한국개발연구. Vol. 13, No. 2, August 1991, pp. 3-19
This paper attempts to identify key determinants of long run movements of real M2 by using the Johansen procedure for estimating and testing cointegration relations. It turns out that the real M2 equation has been stable over the long run despite rapid changes in financial structure since 1975. Moreover, the real M2 equation can be reduced to a velocity equation with the opportunity cost variable, expected inflation less the weighted average rate paid on M2 deposits, being the key determinant. However, it does not work to use a market interest rate such as the yield on corporate bonds in place of expected inflation for calculation of the opportunity cost. In the U.S., a market interest rate can be used, but not in Korea. Presumably, two somewhat different reasonings can be used to explain this result. One is that the yield on corporate bonds may not adequately reflect the inflationary expectations due to regulations on movements in interest rates. The other is that M2 deposits are not readily substitutable with such assets as corporate bonds because of market segmentations, regulations, and so on. From the policymaker's point of view, this implies that the inflation rate is an important indicator of a policy response. On the other hand, policymakers do not regard movements of the yield on corporate bonds as an important policy indicator.
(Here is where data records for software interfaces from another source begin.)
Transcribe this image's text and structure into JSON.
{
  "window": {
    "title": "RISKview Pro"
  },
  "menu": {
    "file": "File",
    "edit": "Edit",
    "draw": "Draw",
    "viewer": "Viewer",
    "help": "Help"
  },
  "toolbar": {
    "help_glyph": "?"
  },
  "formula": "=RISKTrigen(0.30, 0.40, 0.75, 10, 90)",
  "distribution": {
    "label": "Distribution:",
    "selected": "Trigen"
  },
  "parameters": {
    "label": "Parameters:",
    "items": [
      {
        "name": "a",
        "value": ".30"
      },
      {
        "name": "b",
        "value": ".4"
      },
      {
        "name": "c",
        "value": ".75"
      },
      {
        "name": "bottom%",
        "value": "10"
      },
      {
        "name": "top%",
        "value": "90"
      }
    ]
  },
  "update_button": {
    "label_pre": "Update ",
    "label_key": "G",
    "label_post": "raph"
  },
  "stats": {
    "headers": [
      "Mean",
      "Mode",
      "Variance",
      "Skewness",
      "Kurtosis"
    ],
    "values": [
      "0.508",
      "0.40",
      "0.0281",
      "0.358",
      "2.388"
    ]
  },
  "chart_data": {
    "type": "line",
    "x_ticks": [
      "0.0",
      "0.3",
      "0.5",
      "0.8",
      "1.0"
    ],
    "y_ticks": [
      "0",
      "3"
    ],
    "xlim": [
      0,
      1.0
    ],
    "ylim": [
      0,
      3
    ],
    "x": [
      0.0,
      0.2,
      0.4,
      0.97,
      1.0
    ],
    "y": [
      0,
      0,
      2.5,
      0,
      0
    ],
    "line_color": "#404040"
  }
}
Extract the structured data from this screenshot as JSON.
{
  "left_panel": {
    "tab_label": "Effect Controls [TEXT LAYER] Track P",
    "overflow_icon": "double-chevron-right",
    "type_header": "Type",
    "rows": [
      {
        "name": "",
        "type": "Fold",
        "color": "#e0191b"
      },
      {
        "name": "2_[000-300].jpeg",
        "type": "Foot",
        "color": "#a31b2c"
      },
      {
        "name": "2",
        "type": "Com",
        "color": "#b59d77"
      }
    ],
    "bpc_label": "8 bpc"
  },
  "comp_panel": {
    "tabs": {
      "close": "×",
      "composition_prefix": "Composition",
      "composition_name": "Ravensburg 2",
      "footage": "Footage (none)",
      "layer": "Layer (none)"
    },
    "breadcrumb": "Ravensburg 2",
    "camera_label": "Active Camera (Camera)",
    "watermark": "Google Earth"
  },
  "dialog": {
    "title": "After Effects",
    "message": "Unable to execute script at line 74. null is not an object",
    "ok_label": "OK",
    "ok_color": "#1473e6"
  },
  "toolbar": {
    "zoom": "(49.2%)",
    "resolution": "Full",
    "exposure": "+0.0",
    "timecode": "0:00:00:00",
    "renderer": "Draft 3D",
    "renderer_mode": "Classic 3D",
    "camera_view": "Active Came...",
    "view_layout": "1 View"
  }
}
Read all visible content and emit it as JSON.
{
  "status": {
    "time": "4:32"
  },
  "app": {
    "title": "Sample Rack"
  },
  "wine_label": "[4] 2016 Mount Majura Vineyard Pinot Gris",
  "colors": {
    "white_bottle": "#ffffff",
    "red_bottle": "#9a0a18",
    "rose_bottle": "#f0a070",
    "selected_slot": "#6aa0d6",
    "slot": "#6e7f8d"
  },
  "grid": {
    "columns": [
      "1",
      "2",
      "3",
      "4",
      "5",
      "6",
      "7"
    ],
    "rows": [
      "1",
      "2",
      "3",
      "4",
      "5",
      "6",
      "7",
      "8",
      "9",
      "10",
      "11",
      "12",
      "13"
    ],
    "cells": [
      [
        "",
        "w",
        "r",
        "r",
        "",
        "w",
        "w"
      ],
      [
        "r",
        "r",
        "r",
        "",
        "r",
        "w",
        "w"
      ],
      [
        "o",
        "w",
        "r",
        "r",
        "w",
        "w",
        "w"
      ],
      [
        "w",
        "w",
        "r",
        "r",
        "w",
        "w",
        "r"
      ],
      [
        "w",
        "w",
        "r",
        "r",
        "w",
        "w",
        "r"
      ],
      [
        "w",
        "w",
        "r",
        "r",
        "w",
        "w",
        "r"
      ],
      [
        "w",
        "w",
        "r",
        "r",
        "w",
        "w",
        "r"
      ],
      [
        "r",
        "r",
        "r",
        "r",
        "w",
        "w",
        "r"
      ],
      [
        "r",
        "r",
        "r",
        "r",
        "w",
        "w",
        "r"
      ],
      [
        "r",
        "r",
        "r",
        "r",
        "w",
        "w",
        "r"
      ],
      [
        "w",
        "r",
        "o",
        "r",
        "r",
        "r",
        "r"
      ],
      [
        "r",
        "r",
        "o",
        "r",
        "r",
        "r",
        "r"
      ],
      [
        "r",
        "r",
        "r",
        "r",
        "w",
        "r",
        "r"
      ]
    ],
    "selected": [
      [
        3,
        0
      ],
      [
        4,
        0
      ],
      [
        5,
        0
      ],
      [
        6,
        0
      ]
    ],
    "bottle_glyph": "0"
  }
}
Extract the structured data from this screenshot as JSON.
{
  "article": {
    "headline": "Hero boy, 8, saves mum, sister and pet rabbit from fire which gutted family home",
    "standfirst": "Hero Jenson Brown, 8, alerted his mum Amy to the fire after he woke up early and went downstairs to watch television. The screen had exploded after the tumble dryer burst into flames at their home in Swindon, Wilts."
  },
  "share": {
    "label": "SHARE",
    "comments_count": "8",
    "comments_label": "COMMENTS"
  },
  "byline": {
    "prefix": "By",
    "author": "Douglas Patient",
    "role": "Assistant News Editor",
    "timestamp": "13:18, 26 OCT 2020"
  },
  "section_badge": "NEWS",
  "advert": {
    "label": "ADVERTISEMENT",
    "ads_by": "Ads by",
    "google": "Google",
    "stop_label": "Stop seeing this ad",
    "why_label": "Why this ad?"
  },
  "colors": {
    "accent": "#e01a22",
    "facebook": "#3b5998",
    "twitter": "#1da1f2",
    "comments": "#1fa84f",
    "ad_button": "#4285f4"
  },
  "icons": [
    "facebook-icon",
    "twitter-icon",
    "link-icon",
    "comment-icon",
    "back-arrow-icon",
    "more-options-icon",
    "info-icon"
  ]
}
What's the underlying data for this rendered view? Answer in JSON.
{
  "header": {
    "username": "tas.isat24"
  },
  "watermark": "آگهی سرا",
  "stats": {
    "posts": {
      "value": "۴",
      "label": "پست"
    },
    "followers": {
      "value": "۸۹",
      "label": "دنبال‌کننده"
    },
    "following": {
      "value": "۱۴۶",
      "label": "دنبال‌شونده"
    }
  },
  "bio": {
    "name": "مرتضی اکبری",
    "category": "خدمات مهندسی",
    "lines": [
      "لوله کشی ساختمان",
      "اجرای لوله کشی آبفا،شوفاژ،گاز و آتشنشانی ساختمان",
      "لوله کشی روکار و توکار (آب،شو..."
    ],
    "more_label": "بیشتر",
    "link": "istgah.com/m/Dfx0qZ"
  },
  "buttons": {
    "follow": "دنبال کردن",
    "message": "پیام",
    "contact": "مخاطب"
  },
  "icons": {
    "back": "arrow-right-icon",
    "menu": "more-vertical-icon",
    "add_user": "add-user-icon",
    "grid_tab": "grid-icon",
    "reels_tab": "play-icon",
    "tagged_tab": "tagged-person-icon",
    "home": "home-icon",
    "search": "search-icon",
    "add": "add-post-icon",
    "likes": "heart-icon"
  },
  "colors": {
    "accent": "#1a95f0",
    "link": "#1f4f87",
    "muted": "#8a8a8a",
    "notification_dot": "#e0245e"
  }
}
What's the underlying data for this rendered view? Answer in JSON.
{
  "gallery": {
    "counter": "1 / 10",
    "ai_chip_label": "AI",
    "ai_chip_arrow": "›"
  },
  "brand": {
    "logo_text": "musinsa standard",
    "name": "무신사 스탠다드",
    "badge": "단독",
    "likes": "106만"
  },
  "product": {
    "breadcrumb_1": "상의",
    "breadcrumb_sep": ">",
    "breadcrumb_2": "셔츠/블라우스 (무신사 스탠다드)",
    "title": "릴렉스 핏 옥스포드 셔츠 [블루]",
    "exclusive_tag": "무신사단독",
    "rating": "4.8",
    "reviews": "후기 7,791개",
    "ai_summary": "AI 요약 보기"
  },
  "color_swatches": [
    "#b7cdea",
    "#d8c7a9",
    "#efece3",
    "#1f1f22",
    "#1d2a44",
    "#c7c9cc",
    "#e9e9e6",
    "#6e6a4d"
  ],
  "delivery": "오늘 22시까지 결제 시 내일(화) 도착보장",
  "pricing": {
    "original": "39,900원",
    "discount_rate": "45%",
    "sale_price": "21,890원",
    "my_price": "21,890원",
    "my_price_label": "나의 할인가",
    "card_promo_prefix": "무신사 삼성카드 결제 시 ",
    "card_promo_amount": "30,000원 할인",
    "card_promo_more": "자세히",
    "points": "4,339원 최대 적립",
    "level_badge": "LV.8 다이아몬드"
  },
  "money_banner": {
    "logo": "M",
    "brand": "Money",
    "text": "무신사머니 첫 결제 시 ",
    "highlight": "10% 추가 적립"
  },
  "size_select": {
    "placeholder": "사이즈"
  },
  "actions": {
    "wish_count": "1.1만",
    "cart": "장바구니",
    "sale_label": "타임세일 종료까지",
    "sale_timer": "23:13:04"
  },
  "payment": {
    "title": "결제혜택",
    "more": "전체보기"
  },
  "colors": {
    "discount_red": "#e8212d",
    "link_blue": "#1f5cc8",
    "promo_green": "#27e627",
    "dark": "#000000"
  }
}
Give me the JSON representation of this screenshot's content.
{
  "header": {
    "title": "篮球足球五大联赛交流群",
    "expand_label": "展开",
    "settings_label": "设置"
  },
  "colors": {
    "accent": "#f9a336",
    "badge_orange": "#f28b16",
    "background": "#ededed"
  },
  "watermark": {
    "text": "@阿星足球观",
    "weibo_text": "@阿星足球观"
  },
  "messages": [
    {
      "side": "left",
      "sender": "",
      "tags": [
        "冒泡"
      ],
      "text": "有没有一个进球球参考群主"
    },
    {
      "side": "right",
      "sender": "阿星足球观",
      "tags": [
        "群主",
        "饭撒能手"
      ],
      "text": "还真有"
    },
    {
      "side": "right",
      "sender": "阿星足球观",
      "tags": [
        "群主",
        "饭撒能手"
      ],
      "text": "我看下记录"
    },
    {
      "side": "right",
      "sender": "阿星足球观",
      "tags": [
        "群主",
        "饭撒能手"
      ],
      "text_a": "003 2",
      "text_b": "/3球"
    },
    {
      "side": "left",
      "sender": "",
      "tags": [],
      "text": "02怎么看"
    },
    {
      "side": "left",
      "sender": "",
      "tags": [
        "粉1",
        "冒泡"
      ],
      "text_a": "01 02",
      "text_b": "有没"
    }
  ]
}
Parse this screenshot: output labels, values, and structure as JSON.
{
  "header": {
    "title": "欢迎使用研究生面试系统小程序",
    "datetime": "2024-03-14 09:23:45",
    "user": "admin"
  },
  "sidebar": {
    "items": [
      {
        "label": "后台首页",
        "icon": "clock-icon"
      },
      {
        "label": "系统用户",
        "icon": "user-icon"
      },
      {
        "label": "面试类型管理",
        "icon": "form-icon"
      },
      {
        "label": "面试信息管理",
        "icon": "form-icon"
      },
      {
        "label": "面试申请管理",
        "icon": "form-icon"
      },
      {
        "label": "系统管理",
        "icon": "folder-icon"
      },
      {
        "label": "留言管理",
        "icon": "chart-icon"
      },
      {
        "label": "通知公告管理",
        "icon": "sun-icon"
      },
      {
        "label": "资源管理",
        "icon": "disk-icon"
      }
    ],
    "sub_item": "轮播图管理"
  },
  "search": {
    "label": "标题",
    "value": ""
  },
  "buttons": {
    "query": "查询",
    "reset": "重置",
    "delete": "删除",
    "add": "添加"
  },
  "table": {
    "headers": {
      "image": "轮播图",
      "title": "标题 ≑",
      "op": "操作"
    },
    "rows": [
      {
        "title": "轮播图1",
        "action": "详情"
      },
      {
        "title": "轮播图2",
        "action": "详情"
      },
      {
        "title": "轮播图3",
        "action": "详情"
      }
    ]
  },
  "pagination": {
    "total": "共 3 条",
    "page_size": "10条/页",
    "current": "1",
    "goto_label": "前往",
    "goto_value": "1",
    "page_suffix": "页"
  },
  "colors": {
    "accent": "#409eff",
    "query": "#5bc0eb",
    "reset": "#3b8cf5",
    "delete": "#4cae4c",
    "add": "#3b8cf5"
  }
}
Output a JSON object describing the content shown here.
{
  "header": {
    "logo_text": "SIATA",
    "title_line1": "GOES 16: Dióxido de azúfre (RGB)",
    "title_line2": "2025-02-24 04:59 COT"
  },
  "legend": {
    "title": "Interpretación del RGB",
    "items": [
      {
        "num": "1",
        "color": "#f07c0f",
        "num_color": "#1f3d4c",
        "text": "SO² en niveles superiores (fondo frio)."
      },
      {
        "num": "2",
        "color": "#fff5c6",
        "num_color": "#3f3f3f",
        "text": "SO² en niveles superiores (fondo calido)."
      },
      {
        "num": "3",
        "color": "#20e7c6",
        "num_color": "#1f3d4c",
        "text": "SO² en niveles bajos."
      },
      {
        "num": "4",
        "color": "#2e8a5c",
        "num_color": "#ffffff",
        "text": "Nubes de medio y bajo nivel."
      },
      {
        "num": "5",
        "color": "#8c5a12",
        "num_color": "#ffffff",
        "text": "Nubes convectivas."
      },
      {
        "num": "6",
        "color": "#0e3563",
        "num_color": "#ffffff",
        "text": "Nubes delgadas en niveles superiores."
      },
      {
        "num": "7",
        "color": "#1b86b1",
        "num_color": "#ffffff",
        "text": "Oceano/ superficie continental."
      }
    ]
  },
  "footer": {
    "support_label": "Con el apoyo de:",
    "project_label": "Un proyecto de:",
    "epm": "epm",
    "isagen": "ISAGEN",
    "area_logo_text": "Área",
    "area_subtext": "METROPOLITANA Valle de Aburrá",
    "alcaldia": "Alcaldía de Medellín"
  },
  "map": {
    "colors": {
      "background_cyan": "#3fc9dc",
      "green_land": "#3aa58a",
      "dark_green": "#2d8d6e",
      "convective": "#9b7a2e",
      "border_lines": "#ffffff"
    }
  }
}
Altogether, the role of interest rates has been quite limited in Korea because of incomplete interest rate liberalization, an underdeveloped financial system, implementation procedures of policy measures, and so on. The result that M2 velocity has a positive cointegration relation with expected inflation minus the average rate on M2 implies that frequent adjustments of the regulated rates on M2 will be necessary as market conditions change. As the expected inflation gets higher, M2 velocity will eventually increase, given that the rates on M2 do not change. This will cause higher inflation. If interest rates are liberalized, then increases in market interest rates will result in lagged increases in deposits rates on M2. However, in Korea a substantial portion of deposit rates are regulated and will not change without the authority's initiatives. A tight monetary policy will cause increases in a few market interest rates. But the market mechanism, upward pressure for interest rate adjustments, never reaches regulated deposit rates. Hence the overall effects of tight monetary policy diminish considerably, only causing distortions in the flow of funds. Therefore, frequent adjustments of deposit rates are necessary as market conditions such as inflationary expectations change. Then it becomes important for the policymaker to actively engage in adjusting regulated deposit rates, because the financial sector in Korea is not fully developed.